Another interesting attempt to cut free from tradition was in moral philosophy, what Alasdair MacIntyre called the Enlightenment project in his book After Virtue. MacIntyre reviews the moral philosophies of Hume, Diderot, and Kant, charging that each, in their attempt to produce an ethical system from first principles all-too-coincidentally managed to reproduce the norms endemic to their native cultures. MacIntyre argues that this Enlightenment project had to fail because morality depends not only on human nature but on a tradition’s teleological conception of what a human person is to be. Traditions have narratives that define a person’s development in that tradition. These narratives are so engrained that, like Hume, Diderot, and Kant, we might be led to think they would be the natural outcome of any free-thinking, enlightened person. But on closer inspection we find that our moral reasoning depends somewhere either on arbitrary preferences or a traditional narrative.

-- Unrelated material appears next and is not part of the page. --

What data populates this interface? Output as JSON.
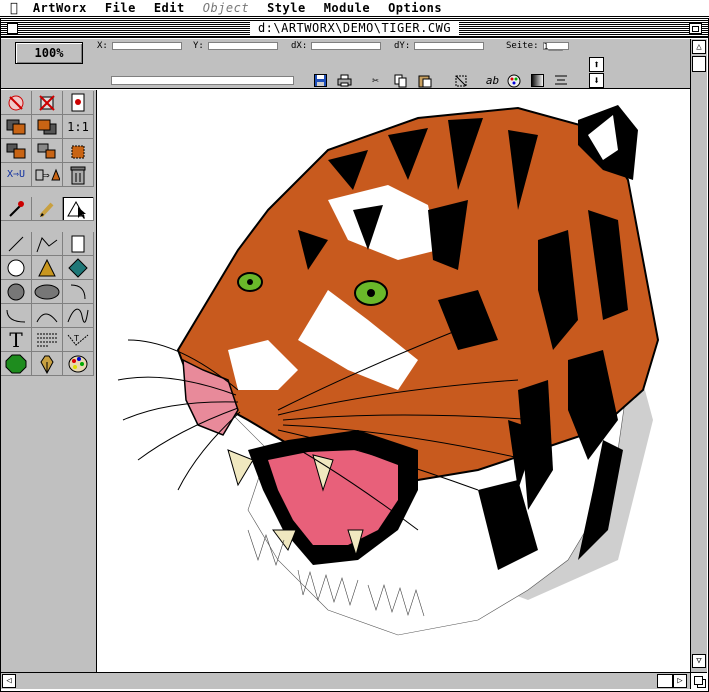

There have been similar impulses to liberate religious ideas from particular traditions and from scripture. In the sixteenth century this took the form of a rationalistic natural religion, as in deism. In the eighteenth century this took a more experiential, emotional turn in liberal Christianity, notably in the theology of Friedrich Schleiermacher. These movements had multiple counter-reactions but one of special interest to me is the tradition-embracing postliberal theology of George Lindbeck in his book The Nature of Doctrine. I was introduced to postliberal theology by one of Lindbeck’s students, Phillip Cary. Postliberal theology grants the postmodern critique of modern philosophy, that knowledge and meaning are not possible independent of some kind of tradition. So postliberal theology enthusiastically embraces dependence on Christian tradition and the Bible.

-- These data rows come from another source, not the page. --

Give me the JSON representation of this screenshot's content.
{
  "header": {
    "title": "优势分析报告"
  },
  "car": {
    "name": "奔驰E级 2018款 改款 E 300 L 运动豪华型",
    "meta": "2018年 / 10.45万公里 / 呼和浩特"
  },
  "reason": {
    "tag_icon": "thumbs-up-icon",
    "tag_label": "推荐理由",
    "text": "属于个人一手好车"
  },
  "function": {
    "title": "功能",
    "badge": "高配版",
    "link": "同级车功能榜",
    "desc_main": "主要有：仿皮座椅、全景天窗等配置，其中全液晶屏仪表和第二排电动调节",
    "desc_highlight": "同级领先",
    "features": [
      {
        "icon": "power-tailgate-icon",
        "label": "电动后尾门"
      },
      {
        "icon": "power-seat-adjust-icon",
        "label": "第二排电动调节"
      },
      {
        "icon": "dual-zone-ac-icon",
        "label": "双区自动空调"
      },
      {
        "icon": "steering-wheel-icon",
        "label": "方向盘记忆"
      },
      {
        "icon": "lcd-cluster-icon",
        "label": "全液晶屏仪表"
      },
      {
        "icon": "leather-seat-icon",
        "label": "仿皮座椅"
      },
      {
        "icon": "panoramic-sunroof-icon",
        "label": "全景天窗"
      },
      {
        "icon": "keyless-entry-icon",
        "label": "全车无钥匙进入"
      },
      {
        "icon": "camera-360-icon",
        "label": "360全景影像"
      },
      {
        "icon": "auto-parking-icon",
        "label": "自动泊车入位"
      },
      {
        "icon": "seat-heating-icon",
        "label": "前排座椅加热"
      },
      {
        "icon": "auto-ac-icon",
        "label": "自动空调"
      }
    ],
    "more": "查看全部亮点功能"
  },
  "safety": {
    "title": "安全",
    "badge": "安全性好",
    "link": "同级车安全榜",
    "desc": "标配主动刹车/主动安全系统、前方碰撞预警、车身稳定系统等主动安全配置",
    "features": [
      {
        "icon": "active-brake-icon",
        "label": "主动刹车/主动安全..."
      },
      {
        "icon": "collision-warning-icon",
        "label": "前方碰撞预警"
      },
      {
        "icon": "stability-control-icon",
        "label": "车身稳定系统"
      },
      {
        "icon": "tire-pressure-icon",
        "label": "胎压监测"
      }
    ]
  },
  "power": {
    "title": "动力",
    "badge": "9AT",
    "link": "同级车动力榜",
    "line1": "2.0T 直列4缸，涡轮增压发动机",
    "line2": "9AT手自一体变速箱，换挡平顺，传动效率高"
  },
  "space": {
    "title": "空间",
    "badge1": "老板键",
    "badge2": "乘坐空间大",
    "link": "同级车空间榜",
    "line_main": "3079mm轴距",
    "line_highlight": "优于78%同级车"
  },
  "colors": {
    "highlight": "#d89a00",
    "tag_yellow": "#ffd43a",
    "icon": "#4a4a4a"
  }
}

I find indirect methods interesting in all these areas – science, ethics, and religion – but most especially in religion. Maybe that’s because I see religion as most ultimate and extensive in its scope and concerns. Going back to the initial problem of direct versus indirect access it is quite apparent that the big religious questions elude direct access. Mysticism may be a form of direct, personal access but it also seems to be ineffable, so we can’t say too much about it. Communicable religious ideas and practices seem to acknowledge and embrace the hiddenness and mystery. The Hebrew Bible notably forbids images of God. The Bible frequently speaks in myth and parable. Its many rituals seem to indicate that the language of God is the language of symbolism and that if we are to approach God it is to be on these terms.

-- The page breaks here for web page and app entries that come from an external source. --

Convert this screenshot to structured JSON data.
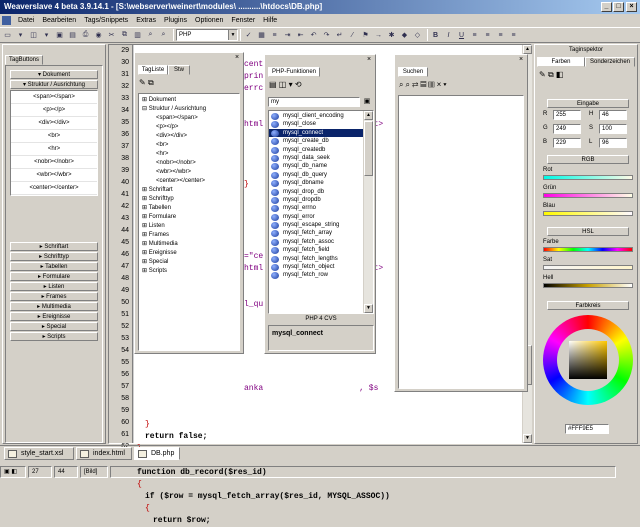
{
  "window": {
    "title": "Weaverslave 4 beta 3.9.14.1 - [S:\\webserver\\weinert\\modules\\ ..........\\htdocs\\DB.php]"
  },
  "menu": [
    "Datei",
    "Bearbeiten",
    "Tags/Snippets",
    "Extras",
    "Plugins",
    "Optionen",
    "Fenster",
    "Hilfe"
  ],
  "toolbar": {
    "language": "PHP"
  },
  "tagbuttons": {
    "tab": "TagButtons",
    "sections": [
      {
        "label": "Dokument",
        "items": []
      },
      {
        "label": "Struktur / Ausrichtung",
        "items": [
          "<span></span>",
          "<p></p>",
          "<div></div>",
          "<br>",
          "<hr>",
          "<nobr></nobr>",
          "<wbr></wbr>",
          "<center></center>"
        ]
      }
    ],
    "more": [
      "Schriftart",
      "Schrifttyp",
      "Tabellen",
      "Formulare",
      "Listen",
      "Frames",
      "Multimedia",
      "Ereignisse",
      "Special",
      "Scripts"
    ]
  },
  "editor": {
    "line_numbers": [
      "29",
      "30",
      "31",
      "32",
      "33",
      "34",
      "35",
      "36",
      "37",
      "38",
      "39",
      "40",
      "41",
      "42",
      "43",
      "44",
      "45",
      "46",
      "47",
      "48",
      "49",
      "50",
      "51",
      "52",
      "53",
      "54",
      "55",
      "56",
      "57",
      "58",
      "59",
      "60",
      "61",
      "62",
      "63"
    ],
    "visible_fragments": {
      "l30": "cent",
      "l31": "print",
      "l32": "errc",
      "l35": "html",
      "l35b": "</tt>",
      "l40": "}",
      "l45": "=\"ce",
      "l46": "html",
      "l46b": "</tt>",
      "l49": "l_qu",
      "l56": "anka",
      "l56b": ", $s",
      "l60": "}",
      "l61": "return false;",
      "l62": "}",
      "l64": "function db_record($res_id)",
      "l65": "{",
      "l66": "if ($row = mysql_fetch_array($res_id, MYSQL_ASSOC))",
      "l67": "{",
      "l68": "return $row;"
    }
  },
  "tagliste": {
    "tabs": [
      "TagListe",
      "Stw"
    ],
    "tree": [
      {
        "t": "Dokument",
        "l": 0
      },
      {
        "t": "Struktur / Ausrichtung",
        "l": 0
      },
      {
        "t": "<span></span>",
        "l": 2
      },
      {
        "t": "<p></p>",
        "l": 2
      },
      {
        "t": "<div></div>",
        "l": 2
      },
      {
        "t": "<br>",
        "l": 2
      },
      {
        "t": "<hr>",
        "l": 2
      },
      {
        "t": "<nobr></nobr>",
        "l": 2
      },
      {
        "t": "<wbr></wbr>",
        "l": 2
      },
      {
        "t": "<center></center>",
        "l": 2
      },
      {
        "t": "Schriftart",
        "l": 0
      },
      {
        "t": "Schrifttyp",
        "l": 0
      },
      {
        "t": "Tabellen",
        "l": 0
      },
      {
        "t": "Formulare",
        "l": 0
      },
      {
        "t": "Listen",
        "l": 0
      },
      {
        "t": "Frames",
        "l": 0
      },
      {
        "t": "Multimedia",
        "l": 0
      },
      {
        "t": "Ereignisse",
        "l": 0
      },
      {
        "t": "Special",
        "l": 0
      },
      {
        "t": "Scripts",
        "l": 0
      }
    ]
  },
  "phpfunc": {
    "tab": "PHP-Funktionen",
    "filter": "my",
    "items": [
      "mysql_client_encoding",
      "mysql_close",
      "mysql_connect",
      "mysql_create_db",
      "mysql_createdb",
      "mysql_data_seek",
      "mysql_db_name",
      "mysql_db_query",
      "mysql_dbname",
      "mysql_drop_db",
      "mysql_dropdb",
      "mysql_errno",
      "mysql_error",
      "mysql_escape_string",
      "mysql_fetch_array",
      "mysql_fetch_assoc",
      "mysql_fetch_field",
      "mysql_fetch_lengths",
      "mysql_fetch_object",
      "mysql_fetch_row"
    ],
    "selected": "mysql_connect",
    "version": "PHP 4 CVS",
    "signature": "mysql_connect"
  },
  "suchen": {
    "tab": "Suchen"
  },
  "taginspektor": {
    "title": "Taginspektor",
    "tabs": [
      "Farben",
      "Sonderzeichen"
    ],
    "eingabe": {
      "label": "Eingabe",
      "R": "255",
      "G": "249",
      "B": "229",
      "H": "46",
      "S": "100",
      "L": "96"
    },
    "rgb": {
      "label": "RGB",
      "rot": "Rot",
      "gruen": "Grün",
      "blau": "Blau"
    },
    "hsl": {
      "label": "HSL",
      "farbe": "Farbe",
      "sat": "Sat",
      "hell": "Hell"
    },
    "farbkreis": {
      "label": "Farbkreis"
    },
    "hex": "#FFF9E5"
  },
  "doctabs": [
    {
      "label": "style_start.xsl",
      "active": false
    },
    {
      "label": "index.html",
      "active": false
    },
    {
      "label": "DB.php",
      "active": true
    }
  ],
  "status": {
    "line": "27",
    "col": "44",
    "mode": "[Bild]"
  },
  "colors": {
    "accent": "#0a246a",
    "selected": "#0a246a"
  }
}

Why should it be this way? In a sense it is not surprising if God is the ultimate of all things. If the more immediate and tangible matters of science require indirect approaches through scientific models how much more symbolic and parabolic will religious approaches to God need to be? Still it seems that God is to be accessible to everyone, not just through elite religious adepts. This may make symbolism and ritual all the more necessary. Most people don’t approach scientific theories in the most precise and rigorous form of highly mathematical expression but instead through simplified models that nevertheless convey much of the essential intuition of the theories. God may not be comprehensible directly but through indirect religious methods one may encounter God in other ways, as one encounters Christ in a piece of bread or cup of wine.

The perspective I want to promote is to see indirect methods not as stumbling blocks but as stepping stones, in all areas where they are applied, including in science but especially in religion. The parables, commandments, and rituals of Christian practice are not smokescreens that obscure the face of God, or worse an unreal delusion. Rather the parables, commandments, and rituals are the means of access; they are our way in. Baptism is a renewal of life. The eucharist is an encounter with and internalization of God. The cross is a sign of God’s self-giving love and saving act for all people.